“At that time, I needed something like that. It was the best thing I could have done,” said Kwan, who has won more medals at the World Championships -- four gold, three silver -- than any other U.S. skater. “If I were to do it again, I would do the same thing because I needed something different.
“Nothing seemed to be clicking in place. It wasn’t anything dramatic or any one thing, but I felt I had to do it.”
She and Williams have an open-ended agreement.
“We’re still learning more about each other on the ice, like how I practice and what’s good for me,” she said. “He’s given me lots of pointers.”
Williams said his job is mostly “fine-tuning, tweaking so many fine movements. Working on jumps is a never-ending thing.... She already does a lot of things, as far as training really well. It’s good to have someone there to keep your efficiency high. It’s not who works hardest, it’s who works smartest.”
As she did after Nagano, Kwan planned to sit out the Grand Prix season and assess her options. Invited to compete at Skate America after Hughes tore a leg muscle and withdrew, she agreed on short notice and won, despite a long program she summed as “icky.” In this strange post-Olympic season, with Hughes out of the Grand Prix series and upsets occurring nearly every week, Kwan qualified for the Grand Prix final next month in St. Petersburg, Russia, on that one triumph.
However, she hasn’t decided whether she will go. Keeping her options open seems to be a theme: Why rush and close off avenues she might later want to travel? She reenrolled at UCLA but ended up taking no classes, although she shows her school spirit by buying and wearing Bruin workout gear. She kept her Olympic eligibility because giving it up wouldn’t have changed much, given the appearance fees and prize money she earns in events and tours approved by the U.S. Figure Skating Assn.
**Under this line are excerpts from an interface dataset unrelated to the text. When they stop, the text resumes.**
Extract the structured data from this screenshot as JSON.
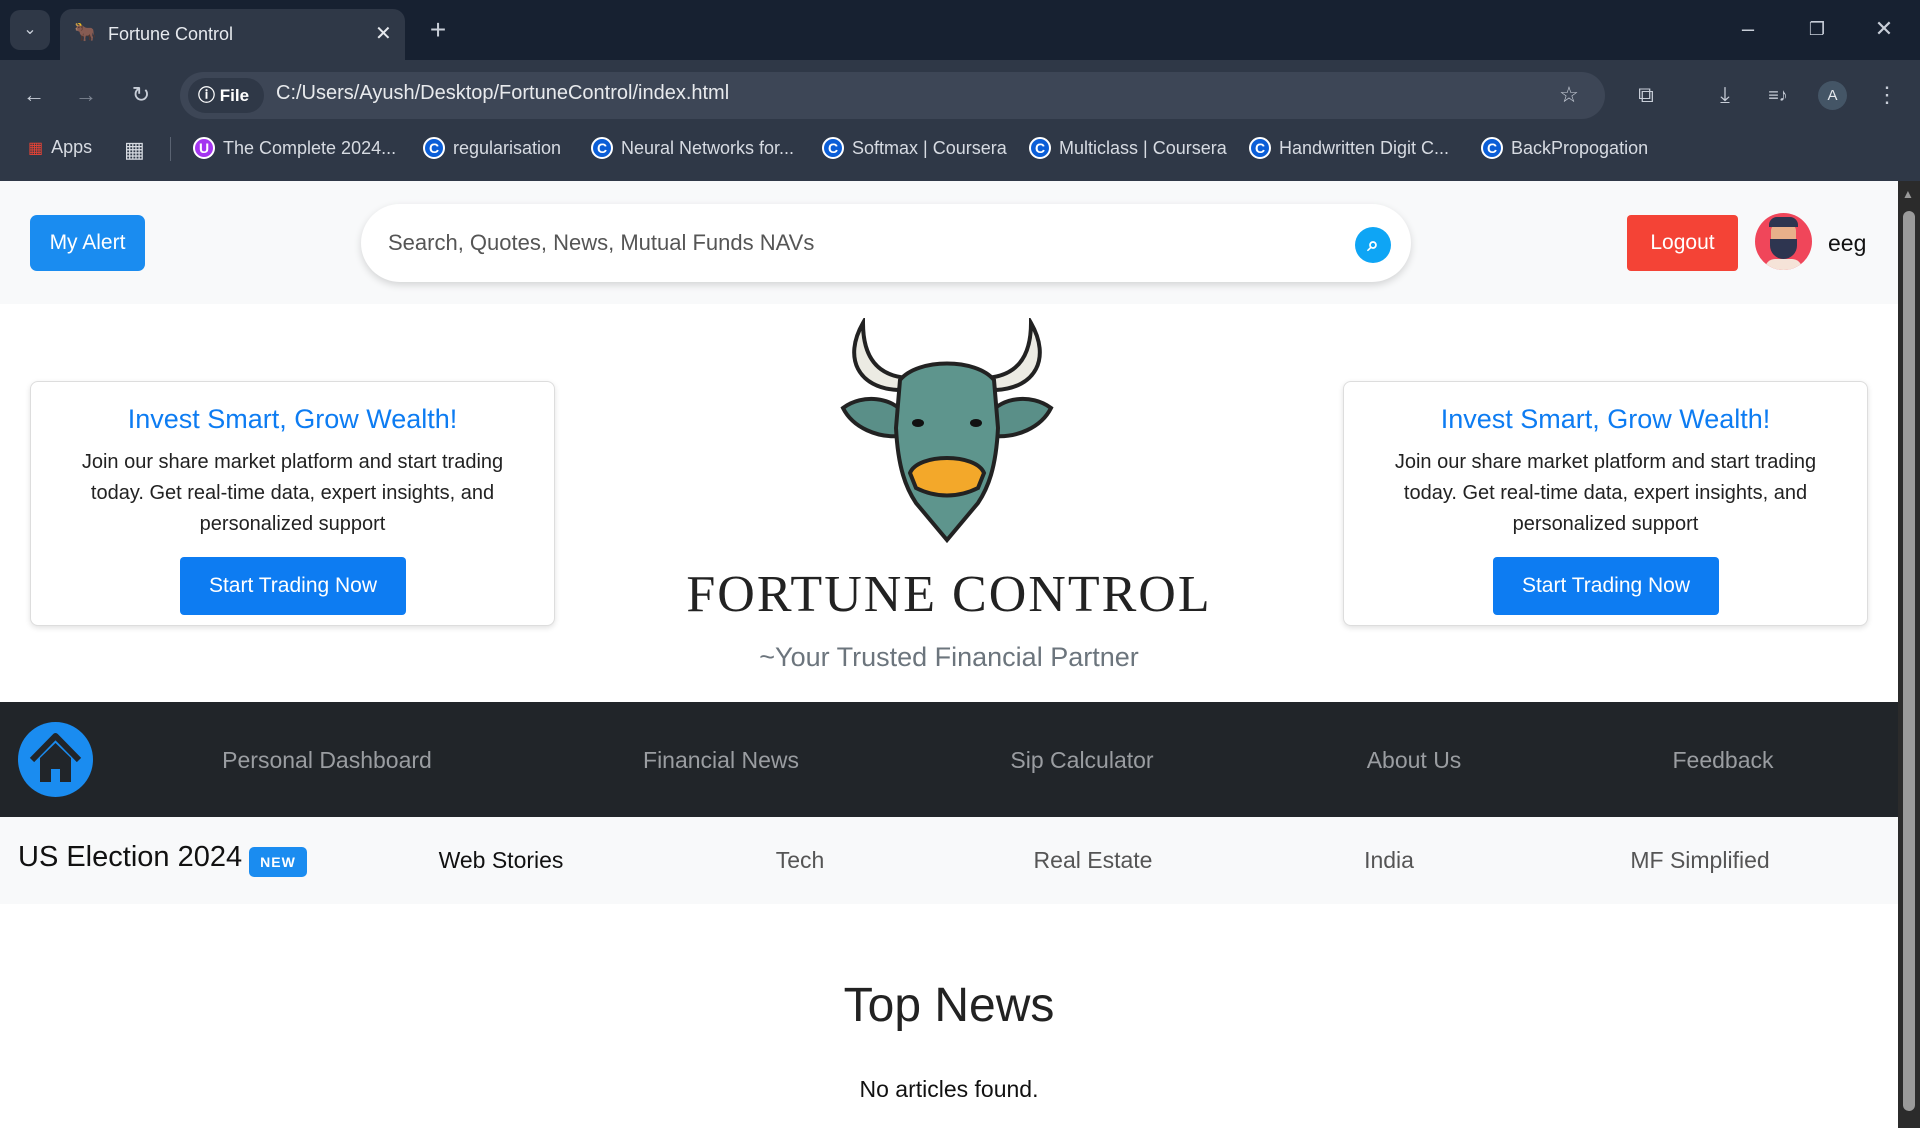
{
  "browser": {
    "tab_title": "Fortune Control",
    "url_chip": "File",
    "url": "C:/Users/Ayush/Desktop/FortuneControl/index.html",
    "profile_initial": "A",
    "bookmarks": [
      {
        "label": "Apps",
        "icon": "apps-grid-icon"
      },
      {
        "label": "The Complete 2024...",
        "icon": "udemy-icon"
      },
      {
        "label": "regularisation",
        "icon": "coursera-icon"
      },
      {
        "label": "Neural Networks for...",
        "icon": "coursera-icon"
      },
      {
        "label": "Softmax | Coursera",
        "icon": "coursera-icon"
      },
      {
        "label": "Multiclass | Coursera",
        "icon": "coursera-icon"
      },
      {
        "label": "Handwritten Digit C...",
        "icon": "coursera-icon"
      },
      {
        "label": "BackPropogation",
        "icon": "coursera-icon"
      }
    ]
  },
  "header": {
    "alert_label": "My Alert",
    "search_placeholder": "Search, Quotes, News, Mutual Funds NAVs",
    "logout_label": "Logout",
    "username": "eeg"
  },
  "hero": {
    "card_title": "Invest Smart, Grow Wealth!",
    "card_text": "Join our share market platform and start trading today. Get real-time data, expert insights, and personalized support",
    "card_cta": "Start Trading Now",
    "brand": "FORTUNE CONTROL",
    "tagline": "~Your Trusted Financial Partner"
  },
  "nav": {
    "items": [
      "Personal Dashboard",
      "Financial News",
      "Sip Calculator",
      "About Us",
      "Feedback"
    ]
  },
  "subnav": {
    "headline": "US Election 2024",
    "badge": "NEW",
    "items": [
      "Web Stories",
      "Tech",
      "Real Estate",
      "India",
      "MF Simplified"
    ]
  },
  "news": {
    "title": "Top News",
    "empty": "No articles found."
  },
  "colors": {
    "accent": "#0d7cf2",
    "logout": "#f44336",
    "nav_bg": "#212529"
  }
}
“I consider right now to be a good time in my career because I have a choice about what I want to do,” she said. “Being a pro hasn’t crossed my mind. I haven’t thought about it at all. I’d probably be doing the same things, even if I turned pro.”
Nor has she thought about whether this year’s World Championships in Washington might be her last, she said. As for the 2006 Turin Games, don’t even bring that up.
“I just can’t seem to make a decision,” she said. “2006 is a long way away. But who knows? Maybe I’ll never have a professional career.”
First, though, is the challenge she will face starting Thursday with the short program. Sasha Cohen, second at last year’s nationals and fourth at the Olympics, has had a strong season that includes victories at Skate Canada and Trophee Lalique. Hughes missed the Grand Prix season but proved her mental and technical strength at Salt Lake City by reeling off two difficult triple-triple combination jumps and rallying from fourth to finish first.
Kwan said she isn’t planning any triple-triples in her own programs. She has practiced a triple lutz-hop-triple toe combination but isn’t sure enough of it to bring it out this week.
Asked if Kwan could win without a triple-triple, Williams quickly responded affirmatively.
“What she brings is such a well balanced program and well balanced skating,” he said.
That Hughes will be the first female U.S. gold medalist to compete in the U.S. Championships the year after winning at the Olympics is “kind of cool,” Kwan said. “It seems every year people that compete in the Olympics aren’t back. I think it’s going to be an exciting nationals.”